**Web page and app entries**.
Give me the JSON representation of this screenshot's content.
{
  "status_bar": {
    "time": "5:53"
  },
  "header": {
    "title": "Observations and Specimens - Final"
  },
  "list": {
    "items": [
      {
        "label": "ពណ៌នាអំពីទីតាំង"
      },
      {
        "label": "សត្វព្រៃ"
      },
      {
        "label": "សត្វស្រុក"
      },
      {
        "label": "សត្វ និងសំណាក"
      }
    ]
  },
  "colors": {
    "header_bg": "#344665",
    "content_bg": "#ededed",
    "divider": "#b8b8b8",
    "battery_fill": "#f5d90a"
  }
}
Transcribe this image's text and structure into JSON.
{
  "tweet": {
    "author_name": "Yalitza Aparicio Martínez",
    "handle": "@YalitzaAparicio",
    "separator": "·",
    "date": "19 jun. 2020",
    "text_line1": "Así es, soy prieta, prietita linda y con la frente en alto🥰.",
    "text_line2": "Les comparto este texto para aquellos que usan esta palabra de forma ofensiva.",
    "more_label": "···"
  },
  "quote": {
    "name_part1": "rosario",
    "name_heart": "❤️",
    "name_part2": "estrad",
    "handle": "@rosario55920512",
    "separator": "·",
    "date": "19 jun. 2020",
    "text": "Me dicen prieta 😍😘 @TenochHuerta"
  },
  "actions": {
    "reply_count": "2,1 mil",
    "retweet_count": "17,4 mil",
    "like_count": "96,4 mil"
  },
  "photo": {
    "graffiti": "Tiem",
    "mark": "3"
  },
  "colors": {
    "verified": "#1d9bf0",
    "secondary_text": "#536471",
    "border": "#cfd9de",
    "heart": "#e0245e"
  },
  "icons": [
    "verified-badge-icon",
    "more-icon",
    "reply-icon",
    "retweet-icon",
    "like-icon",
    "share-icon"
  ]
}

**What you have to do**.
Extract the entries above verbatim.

**Written reply**.
Give me the JSON representation of this screenshot's content.
{
  "status_bar": {
    "time": "5:53"
  },
  "header": {
    "title": "Observations and Specimens - Final"
  },
  "list": {
    "items": [
      {
        "label": "ពណ៌នាអំពីទីតាំង"
      },
      {
        "label": "សត្វព្រៃ"
      },
      {
        "label": "សត្វស្រុក"
      },
      {
        "label": "សត្វ និងសំណាក"
      }
    ]
  },
  "colors": {
    "header_bg": "#344665",
    "content_bg": "#ededed",
    "divider": "#b8b8b8",
    "battery_fill": "#f5d90a"
  }
}
Transcribe this image's text and structure into JSON.
{
  "tweet": {
    "author_name": "Yalitza Aparicio Martínez",
    "handle": "@YalitzaAparicio",
    "separator": "·",
    "date": "19 jun. 2020",
    "text_line1": "Así es, soy prieta, prietita linda y con la frente en alto🥰.",
    "text_line2": "Les comparto este texto para aquellos que usan esta palabra de forma ofensiva.",
    "more_label": "···"
  },
  "quote": {
    "name_part1": "rosario",
    "name_heart": "❤️",
    "name_part2": "estrad",
    "handle": "@rosario55920512",
    "separator": "·",
    "date": "19 jun. 2020",
    "text": "Me dicen prieta 😍😘 @TenochHuerta"
  },
  "actions": {
    "reply_count": "2,1 mil",
    "retweet_count": "17,4 mil",
    "like_count": "96,4 mil"
  },
  "photo": {
    "graffiti": "Tiem",
    "mark": "3"
  },
  "colors": {
    "verified": "#1d9bf0",
    "secondary_text": "#536471",
    "border": "#cfd9de",
    "heart": "#e0245e"
  },
  "icons": [
    "verified-badge-icon",
    "more-icon",
    "reply-icon",
    "retweet-icon",
    "like-icon",
    "share-icon"
  ]
}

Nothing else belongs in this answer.